3DTV is the “newest kid on the block” and offers a new dimension to home viewing, bringing the viewer closer to the action.

The best 3D effect is achieved by the viewer wearing special glasses with liquid crystal lenses which, in conjunction with a different type of image on the screen, creates a 3D image and a perception of depth than can make the action appear to “jump from the screen”.

Launched in the summer, 3DTVs are available from most major manufacturers, including Sony, Panasonic, Samsung, LG and Sharp, while more 3D movies and other content is becoming available.

This month, Sky launched Europe’s first 3D channel, which will show some of the best sports, movies and entertainment in 3D. They have just shown Ryder Cup Golf live from Celtic manor in 3D and plan to show one Premiership football match per week in 3D too.

3D films in HD are already available on BluRay DVD, and many more will be released over the next 12 months. Many manufacturers are bundling free 3D films with their equipment – including Alice in Wonderland, Bolt, Monsters House and a new 3D version of Michael Jackson’s Thriller as part of the This is It DVD. Exciting films planned for release in 3D on DVD next year include Toy Story 3, Avatar and Harry Potter and the Deathly Hallows.

Alongside all these developments, the internet and internet streaming are providing the ultimate in on-demand services – giving us instant access to what we want to watch, when we want it.

In the past, services like this have been reserved for PC users, but this year manufacturers have developed easy to use “plug and play’ web portals which stream films, TV programs and web video directly to your TV. This month, the BBC launched its popular iPlayer service on Sony TVs, allowing you to catch up on the last seven days of  BBC programmes, Channel 5 have a similar service and ITV and Channel 4 will follow soon.

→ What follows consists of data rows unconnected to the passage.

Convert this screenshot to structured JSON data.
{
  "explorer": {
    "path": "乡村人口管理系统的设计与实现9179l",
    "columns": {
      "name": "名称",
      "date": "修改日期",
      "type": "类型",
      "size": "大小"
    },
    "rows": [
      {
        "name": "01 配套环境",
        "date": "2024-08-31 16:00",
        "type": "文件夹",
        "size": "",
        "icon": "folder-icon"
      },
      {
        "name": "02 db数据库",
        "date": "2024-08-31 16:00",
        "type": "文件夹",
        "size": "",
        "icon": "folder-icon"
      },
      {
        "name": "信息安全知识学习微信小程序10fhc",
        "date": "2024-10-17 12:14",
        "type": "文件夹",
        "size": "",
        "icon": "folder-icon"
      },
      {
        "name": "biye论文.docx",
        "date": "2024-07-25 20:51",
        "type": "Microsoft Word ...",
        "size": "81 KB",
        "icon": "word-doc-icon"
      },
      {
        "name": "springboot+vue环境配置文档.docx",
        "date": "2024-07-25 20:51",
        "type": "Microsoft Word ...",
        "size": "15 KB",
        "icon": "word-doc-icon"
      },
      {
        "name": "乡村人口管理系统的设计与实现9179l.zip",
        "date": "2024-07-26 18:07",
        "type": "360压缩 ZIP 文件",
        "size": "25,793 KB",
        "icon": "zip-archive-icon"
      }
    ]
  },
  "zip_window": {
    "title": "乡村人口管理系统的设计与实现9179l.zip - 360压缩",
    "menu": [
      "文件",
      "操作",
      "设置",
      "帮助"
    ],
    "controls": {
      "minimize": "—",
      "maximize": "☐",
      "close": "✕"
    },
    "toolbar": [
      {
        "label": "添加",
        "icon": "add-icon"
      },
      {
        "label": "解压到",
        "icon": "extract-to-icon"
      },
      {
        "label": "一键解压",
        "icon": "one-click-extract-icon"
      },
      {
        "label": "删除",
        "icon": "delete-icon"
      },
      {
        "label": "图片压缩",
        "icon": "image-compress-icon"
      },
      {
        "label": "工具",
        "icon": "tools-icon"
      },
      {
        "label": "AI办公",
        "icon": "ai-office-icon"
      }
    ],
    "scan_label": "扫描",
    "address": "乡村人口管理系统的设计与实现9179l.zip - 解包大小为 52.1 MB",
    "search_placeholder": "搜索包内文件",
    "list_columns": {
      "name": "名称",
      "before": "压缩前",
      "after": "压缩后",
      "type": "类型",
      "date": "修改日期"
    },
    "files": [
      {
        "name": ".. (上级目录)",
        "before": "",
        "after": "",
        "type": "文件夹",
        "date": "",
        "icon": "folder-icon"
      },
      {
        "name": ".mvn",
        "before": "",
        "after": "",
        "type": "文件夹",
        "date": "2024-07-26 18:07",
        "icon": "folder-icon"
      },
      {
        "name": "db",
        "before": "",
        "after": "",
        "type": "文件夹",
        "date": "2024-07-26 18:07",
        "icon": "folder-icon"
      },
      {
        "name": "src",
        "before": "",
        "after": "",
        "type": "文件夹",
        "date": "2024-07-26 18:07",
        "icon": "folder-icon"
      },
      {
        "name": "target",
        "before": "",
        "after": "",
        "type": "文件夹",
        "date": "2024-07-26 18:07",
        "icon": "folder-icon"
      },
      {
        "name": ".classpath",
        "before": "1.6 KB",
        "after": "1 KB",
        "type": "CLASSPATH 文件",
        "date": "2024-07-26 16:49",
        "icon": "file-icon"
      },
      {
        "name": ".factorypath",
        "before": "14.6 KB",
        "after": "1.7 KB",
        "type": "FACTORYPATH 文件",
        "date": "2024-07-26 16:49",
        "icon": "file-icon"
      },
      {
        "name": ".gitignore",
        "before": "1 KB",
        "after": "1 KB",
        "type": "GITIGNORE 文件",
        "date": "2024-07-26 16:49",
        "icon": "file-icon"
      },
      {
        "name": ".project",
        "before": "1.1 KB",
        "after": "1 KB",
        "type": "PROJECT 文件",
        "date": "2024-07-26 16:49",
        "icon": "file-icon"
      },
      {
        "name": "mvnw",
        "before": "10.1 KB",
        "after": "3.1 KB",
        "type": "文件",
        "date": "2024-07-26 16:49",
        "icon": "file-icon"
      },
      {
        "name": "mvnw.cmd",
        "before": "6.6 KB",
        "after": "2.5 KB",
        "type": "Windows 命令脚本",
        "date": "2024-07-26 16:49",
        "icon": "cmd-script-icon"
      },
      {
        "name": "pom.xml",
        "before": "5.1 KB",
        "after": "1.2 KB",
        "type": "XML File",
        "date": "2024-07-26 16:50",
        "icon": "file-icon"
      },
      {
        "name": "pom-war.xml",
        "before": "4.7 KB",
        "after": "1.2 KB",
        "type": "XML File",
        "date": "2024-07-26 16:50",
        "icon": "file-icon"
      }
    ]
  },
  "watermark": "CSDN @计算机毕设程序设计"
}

Subscription services are also available from Love Film, which means you can watch movies on demand in HD steamed through the internet directly to your TV. Other video and photo services such as YouTube, Picasa and Skype have launched this year, and Google TV plans to provide a service in 2011 which will allow viewers to search for channels, shows and access videos, music, photos, and social networking websites on their TV screen.

Manufacturers are building these interactive features into new televisions now, but don’t worry if you already have a new TV – these services will be available via an add-on set-top box allowing you to share content.

Contact Gerald Giles of Norwich on 01603 621772 or visit www.geraldgiles.co.uk.

For more on Sky 3D visit www.sky.com/shop/tv/3d/how-it-works.